2
$\begingroup$

Concatenate the numbers $2^{1971}$ and $5^{1971}$. How many digits are there in the new number? How do I count them?

$\endgroup$
10
  • 1
    $\begingroup$ You mean total number of digits in the two numbers? What do you mean by new number? $\endgroup$
    – Juanito
    Jul 17, 2014 at 21:22
  • $\begingroup$ Example: For $2^3, 5^3$ the new numberis $8125$ so the new number($8125$) has $4$ digits. $\endgroup$
    – bigli
    Jul 17, 2014 at 21:32
  • $\begingroup$ So you want the sum of digits of the two numbers. $\endgroup$
    – Juanito
    Jul 17, 2014 at 21:34
  • 1
    $\begingroup$ He wants the number of digits in the new number, which is the sum of the numbers of digits in the two separate numbers which are being concatenated. $\endgroup$
    – mweiss
    Jul 17, 2014 at 21:41
  • 1
    $\begingroup$ I edited the post to improve the meaning. Others can give it a try if you'd like something better. $\endgroup$ Jul 17, 2014 at 21:47

2 Answers 2

9
$\begingroup$

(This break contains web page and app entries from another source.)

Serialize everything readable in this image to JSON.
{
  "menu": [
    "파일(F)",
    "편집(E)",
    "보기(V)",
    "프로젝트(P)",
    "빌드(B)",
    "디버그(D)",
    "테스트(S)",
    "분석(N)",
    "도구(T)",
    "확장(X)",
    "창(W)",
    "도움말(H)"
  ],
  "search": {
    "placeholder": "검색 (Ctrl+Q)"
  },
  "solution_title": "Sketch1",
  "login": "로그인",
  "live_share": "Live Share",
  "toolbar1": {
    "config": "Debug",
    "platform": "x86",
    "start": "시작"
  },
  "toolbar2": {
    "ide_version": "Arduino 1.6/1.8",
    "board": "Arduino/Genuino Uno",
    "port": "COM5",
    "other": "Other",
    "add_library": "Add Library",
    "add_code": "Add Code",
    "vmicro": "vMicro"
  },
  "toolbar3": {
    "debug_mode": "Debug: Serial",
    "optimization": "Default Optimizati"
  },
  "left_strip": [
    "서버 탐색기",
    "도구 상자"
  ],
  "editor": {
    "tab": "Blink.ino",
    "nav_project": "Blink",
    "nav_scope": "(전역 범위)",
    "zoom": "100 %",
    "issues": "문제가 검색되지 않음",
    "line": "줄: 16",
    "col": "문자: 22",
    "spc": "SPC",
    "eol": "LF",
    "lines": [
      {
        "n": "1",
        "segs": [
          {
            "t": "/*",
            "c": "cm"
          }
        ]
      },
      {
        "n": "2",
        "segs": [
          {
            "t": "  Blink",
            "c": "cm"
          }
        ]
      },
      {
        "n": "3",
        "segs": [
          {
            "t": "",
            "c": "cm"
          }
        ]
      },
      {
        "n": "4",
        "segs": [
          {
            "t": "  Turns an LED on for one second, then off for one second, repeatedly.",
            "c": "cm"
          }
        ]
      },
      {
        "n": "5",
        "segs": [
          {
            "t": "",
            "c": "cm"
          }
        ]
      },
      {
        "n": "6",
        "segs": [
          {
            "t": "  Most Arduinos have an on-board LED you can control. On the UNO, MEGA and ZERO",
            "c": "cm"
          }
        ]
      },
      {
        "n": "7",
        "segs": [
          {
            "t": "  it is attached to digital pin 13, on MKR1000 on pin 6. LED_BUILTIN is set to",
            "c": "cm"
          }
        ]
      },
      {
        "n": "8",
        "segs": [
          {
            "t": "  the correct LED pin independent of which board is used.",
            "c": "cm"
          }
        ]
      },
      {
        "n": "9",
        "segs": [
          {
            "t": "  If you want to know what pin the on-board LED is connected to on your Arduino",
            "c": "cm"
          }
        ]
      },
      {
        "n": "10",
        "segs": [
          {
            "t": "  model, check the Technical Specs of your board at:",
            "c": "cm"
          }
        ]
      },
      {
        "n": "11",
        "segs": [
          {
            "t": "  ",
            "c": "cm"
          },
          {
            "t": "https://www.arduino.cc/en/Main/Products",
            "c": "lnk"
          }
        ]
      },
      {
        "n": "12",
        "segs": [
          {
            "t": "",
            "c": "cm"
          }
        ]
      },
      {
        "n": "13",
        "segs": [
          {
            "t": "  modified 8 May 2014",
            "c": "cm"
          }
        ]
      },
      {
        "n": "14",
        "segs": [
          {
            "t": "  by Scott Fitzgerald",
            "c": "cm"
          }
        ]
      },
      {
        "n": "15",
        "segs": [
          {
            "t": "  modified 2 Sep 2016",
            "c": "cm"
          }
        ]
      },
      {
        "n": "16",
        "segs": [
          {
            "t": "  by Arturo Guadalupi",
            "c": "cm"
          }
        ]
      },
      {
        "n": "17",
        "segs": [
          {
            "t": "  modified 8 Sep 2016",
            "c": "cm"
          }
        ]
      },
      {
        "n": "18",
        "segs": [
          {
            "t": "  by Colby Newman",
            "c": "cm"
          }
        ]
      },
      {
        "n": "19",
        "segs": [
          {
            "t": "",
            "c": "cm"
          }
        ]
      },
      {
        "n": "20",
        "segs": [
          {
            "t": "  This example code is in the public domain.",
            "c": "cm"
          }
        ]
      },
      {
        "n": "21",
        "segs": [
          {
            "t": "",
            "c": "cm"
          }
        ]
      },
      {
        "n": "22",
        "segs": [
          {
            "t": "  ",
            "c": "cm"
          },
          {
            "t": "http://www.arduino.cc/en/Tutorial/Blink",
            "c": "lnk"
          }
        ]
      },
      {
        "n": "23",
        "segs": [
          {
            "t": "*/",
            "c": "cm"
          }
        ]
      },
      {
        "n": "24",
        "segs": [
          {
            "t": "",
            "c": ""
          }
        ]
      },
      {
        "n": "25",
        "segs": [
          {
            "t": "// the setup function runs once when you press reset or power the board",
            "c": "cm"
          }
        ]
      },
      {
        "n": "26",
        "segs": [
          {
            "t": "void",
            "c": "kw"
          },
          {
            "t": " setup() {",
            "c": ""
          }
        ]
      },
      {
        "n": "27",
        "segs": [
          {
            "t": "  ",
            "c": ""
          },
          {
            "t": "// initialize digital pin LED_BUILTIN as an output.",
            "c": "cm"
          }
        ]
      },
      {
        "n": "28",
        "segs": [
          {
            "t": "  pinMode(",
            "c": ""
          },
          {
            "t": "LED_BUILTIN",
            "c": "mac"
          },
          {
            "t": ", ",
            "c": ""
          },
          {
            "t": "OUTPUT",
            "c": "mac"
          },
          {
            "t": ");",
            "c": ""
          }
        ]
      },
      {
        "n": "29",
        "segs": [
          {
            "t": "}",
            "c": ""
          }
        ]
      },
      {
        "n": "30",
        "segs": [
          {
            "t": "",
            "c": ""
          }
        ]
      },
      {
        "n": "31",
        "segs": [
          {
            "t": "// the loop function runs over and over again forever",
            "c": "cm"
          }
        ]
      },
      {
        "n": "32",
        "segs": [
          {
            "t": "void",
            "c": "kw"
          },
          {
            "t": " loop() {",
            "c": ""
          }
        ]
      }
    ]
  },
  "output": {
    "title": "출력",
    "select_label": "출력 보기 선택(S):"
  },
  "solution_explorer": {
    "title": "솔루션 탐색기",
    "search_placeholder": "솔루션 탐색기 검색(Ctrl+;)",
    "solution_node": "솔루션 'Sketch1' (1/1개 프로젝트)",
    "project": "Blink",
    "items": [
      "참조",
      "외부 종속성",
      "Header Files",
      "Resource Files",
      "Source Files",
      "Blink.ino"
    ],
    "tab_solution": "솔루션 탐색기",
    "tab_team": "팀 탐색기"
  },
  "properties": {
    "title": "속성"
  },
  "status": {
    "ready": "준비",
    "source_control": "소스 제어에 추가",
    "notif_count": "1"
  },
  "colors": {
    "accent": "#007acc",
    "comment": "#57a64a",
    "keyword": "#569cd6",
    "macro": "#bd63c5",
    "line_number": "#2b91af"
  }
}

let $$10^m<2^{1971}<10^{m+1}$$ and $$10^n<5^{1971}<10^{n+1}$$ This inequality is true since every number that is not a power of ten is between two consecutive powers of ten. Now let us multiply both inequalities $$10^m*10^n=10^{n+m}<2^{1971}*5^{1971}=10^{1971}<10^{m+1}*10^{n+1}=10^{n+m+2}$$ thus $$m+n<1971<m+n+2$$ the only whole number between $m+n$ and $m+n+2$ is $m+n+1$,thus $$m+n+1=1971$$ $$m+n=1970$$ and since $m+1$ and $n+1$ are the number of digits of $2^{1971}$ and $5^{1971}$ respectiveley,then their sum is equal to the number of digits of the new number. Your new number will have $$m+n+2=1972$$ digits.

$\endgroup$
10
  • $\begingroup$ Why $2^{1971}\times5^{1971}$????? $\endgroup$
    – bigli
    Jul 17, 2014 at 21:40
  • $\begingroup$ @JonasMeyer Thanks mate! corrected. $\endgroup$
    – cirpis
    Jul 17, 2014 at 21:41
  • $\begingroup$ @bigli: Because it works! Check out the neat argument showing why. $\endgroup$ Jul 17, 2014 at 21:41
  • 1
    $\begingroup$ maybe it's worth pointing out that this worked out cleverly because the bases were 2 and 5 and the exponents were the same, so that multiplying gives a power of ten? in general, you'd have to find $m$ and $n$ separately. $\endgroup$ Jul 17, 2014 at 21:42
  • 1
    $\begingroup$ Just wanted to comment that I really like this answer. Nice and slick. $\endgroup$
    – mweiss
    Jul 17, 2014 at 22:06
2
$\begingroup$

This is only one way and probably will not be "nicest" way, but we can get the number of digits of a number if we just take log$_{10}|x|$ and then round up.

So for $2^{1971}$ we have

$$ \text{number of digits } = \lceil 1971 \text{log}_{10} (2) \rceil = 594 $$

$\endgroup$
1
  • $\begingroup$ I'd just like to point out that this works for $x\geq1$ and $x\leq-1$ as it's undefined at 0. $\endgroup$
    – Jam
    Jul 17, 2014 at 21:39

You must log in to answer this question.

Not the answer you're looking for? Browse other questions tagged .